Kinds: Tax Tip

What Differentiates a Business from a Hobby?

A taxpayer lost his court case and was denied a deduction of business expenses because he was involved in an activity deemed to be a hobby rather than a business. Kurt Anthony Strode learned the hard way that, to deduct something as a valid business expense, a taxpayer must be engaged in a valid trade…

Read more ›

Previously Denied IRA Deduction not Allowed Later

When does the IRS deny a 2010 IRA contribution deduction? When it had already denied the deduction in 2008. Stephen Dunn, a 50-year-old married taxpayer, found himself in these circumstances in a recent U.S. Tax Court case. Dunn was employed by a law firm for the first part of 2008. Significantly, he was an active…

Read more ›

Whistleblower Payments Reduced in Fiscal 2016

The IRS recently announced that awards paid to whistleblowers under Code Section 7623 on or after Oct. 1, 2015, and on or before Sept. 30, 2016, will be reduced by 6.8 percent. Legislation passed in 1985, which was known as “The Balanced Budget and Emergency Deficit Control Act of 1985,” requires that whistleblower award payments…

Read more ›

Amount of Contribution Key to Record Needed

The record-keeping requirements for charitable contributions of property other than cash depend upon the amount of the charitable deduction claimed. Here are the basic rules for various contribution amounts: 1. Less than $250 – The charity is not required to provide the taxpayer with any documentation. The taxpayer should request a written receipt from the…

Read more ›

It’s a Dependency Exemption Question

Does an affidavit from the supposed dependent supply the IRS with enough evidence to justify a dependency exemption? It depends. Steven Shimanek lived in the state of Hawaii during 2008. He filed his 2008 Form 1040 late. On the return, he claimed his common-law wife, Aleta Napoleone, as a dependent, which allowed him to file…

Read more ›

To Deduct Business Expenses: Seek Profit

The U.S. Tax Court made it clear in a recent case that taxpayers can’t simply deduct business expenses unless they are actually trying to make a profit in a trade or business.
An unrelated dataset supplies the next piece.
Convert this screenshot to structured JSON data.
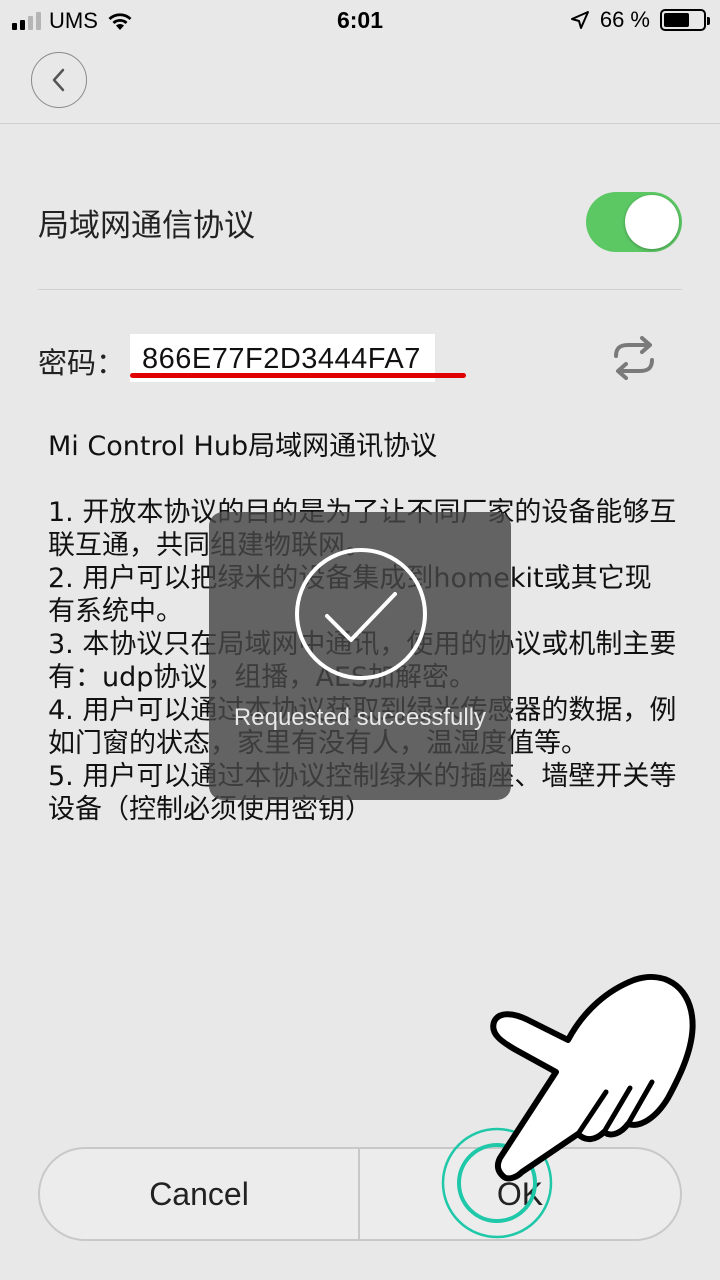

Valery Pouemi had a full-time job at Verizon, which paid him about $60,000 per year and required him to work from 32 to…

Read more ›

Casual Clothing Rules Issued to First Responders

Whether the costs of casual yet distinctively marked clothing issued to first responders are includable in wages is dealt with in Revenue Ruling 70-474. Under the new rule, when determining the answer, a federal, state or local government employee should ascertain whether the governmental employer: 1. Requires the police officers and firefighters to wear the clothing…

Read more ›

Important IRS Information on Social Media

The IRS has jumped on the social media bandwagon. You can check on the status of your refund, get updates on new developments in the tax area and even get some helpful tax tips. The IRS is on the following types of social media: 1. Twitter – The IRS provides tax-related tips and news for…

Read more ›

Do You Have a Form W-9 for Each Vendor?

When dealing with vendors, make sure all of them fill out a Form W-9 before rendering payment to avoid backup withholding issues. It’s always a good policy for your business to have each vendor fill out a new W-9 form every year. The form requires vendors to disclose whether they are set up to do…

Read more ›

Health Care: 2015 Large Employer Reporting Requirements

Under the Affordable Care Act, large employers are required to file information returns with the IRS and provide statements to full-time employees. You are a large employer if you employed, on average, 50 full-time equivalent employees or more during 2014. You must include employees of other members of any companies under common control. A full-time…

Read more ›